Is it possible to terminate a surety bond?

You may need to cancel a surety bond for a variety of reasons, including failing to secure a required license for your firm or receiving the incorrect bond type. The method for canceling a bond varies by state, but it usually involves one of the following steps:

  • The surety sends the principal a cancellation notice that spells out the terms of the cancellation.
  • Some bonds, such as term bonds, automatically expire when their maturity date approaches.
  • The obligee gives written notification that the bond is being canceled.
  • The obligee is responsible for returning the original bond to the surety.
  • The procedure varies depending on the type of bond. A letter from the obligee agreeing to the cancellation of a financial guarantee bond, for example, is required. A court bond, on the other hand, necessitates the signing of a formal affidavit by the judge.
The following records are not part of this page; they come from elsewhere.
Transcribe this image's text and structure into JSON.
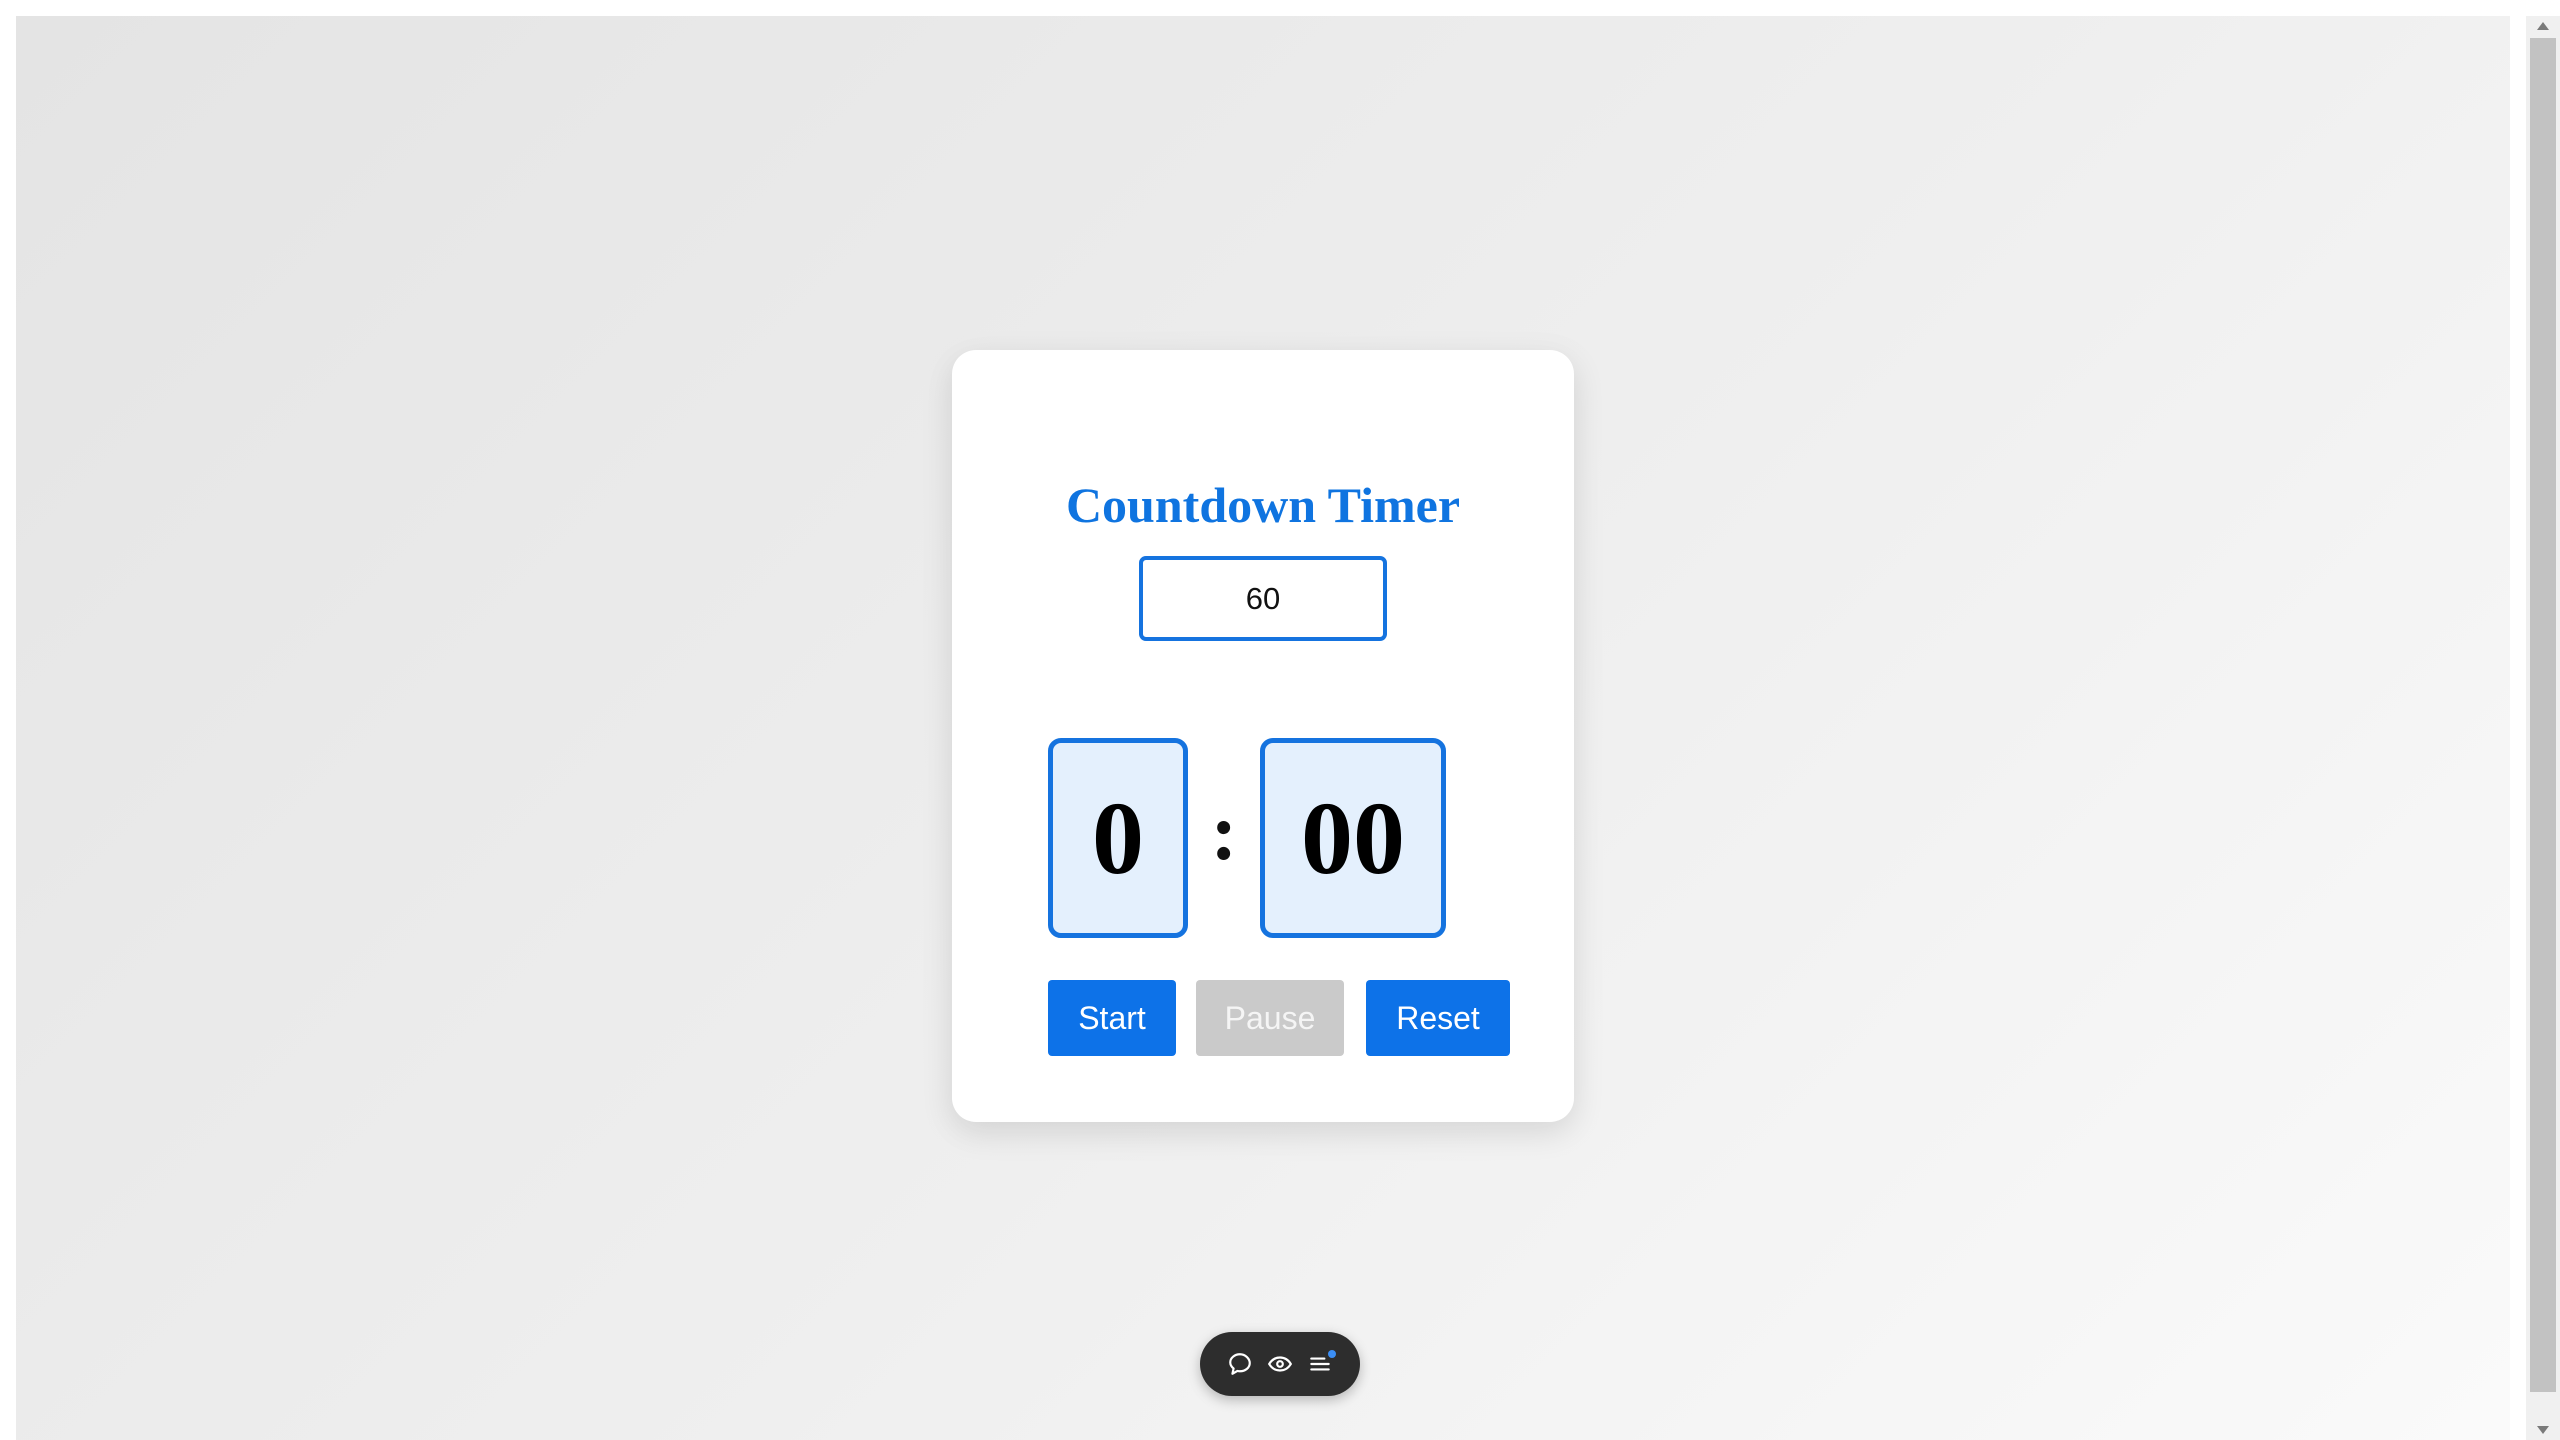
{
  "timer": {
    "title": "Countdown Timer",
    "minutes_input_value": "60",
    "display_minutes": "0",
    "separator": ":",
    "display_seconds": "00"
  },
  "controls": {
    "start_label": "Start",
    "pause_label": "Pause",
    "reset_label": "Reset",
    "pause_disabled": true
  },
  "floating_toolbar": {
    "icons": [
      "chat-bubble-icon",
      "eye-icon",
      "menu-list-icon"
    ]
  },
  "colors": {
    "accent": "#0d72e8",
    "title": "#0f74e0",
    "digit_bg": "#e4f0fd",
    "disabled": "#cacaca",
    "toolbar_bg": "#2d2d2d"
  }
}
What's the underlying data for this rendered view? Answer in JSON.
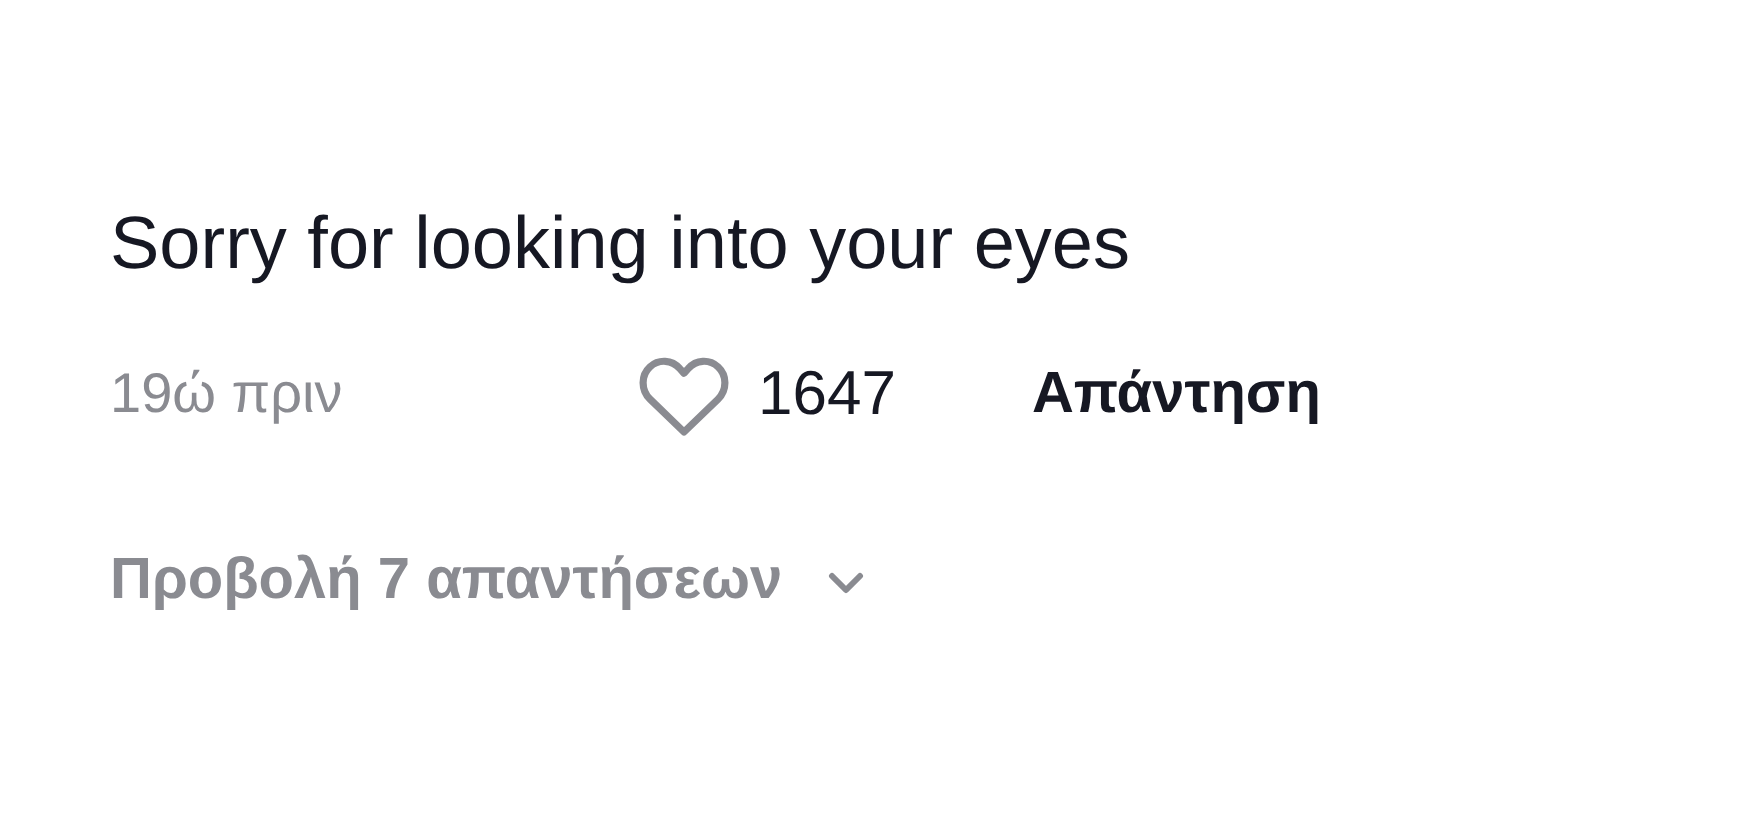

It's unusual to get a return for a surety bond after it's been canceled, but it's feasible in some cases. In some situations, the principle may be eligible for a partial or complete return. Before committing to a surety bond, make sure you inquire about the cancellation and refund policies of the surety firm. When you cancel an SBA-guaranteed bond, the SBA will refund the guarantee price and you will not be charged anything else.

Where can I obtain surety bonds?

Surety bonds are often underwritten by insurance company subsidiaries or divisions. Working with a surety bond provider who also works with surety bond manufacturers might be useful. These qualified business experts have a thorough understanding of surety products. The SBA has recognized Nationwide Mutual Insurance Company, Liberty Mutual Surety, and Zurich Insurance Group as surety bond partners.

As previously stated, the SBA provides a guarantee program to assist principals in obtaining contract surety bonds where they might otherwise encounter challenges.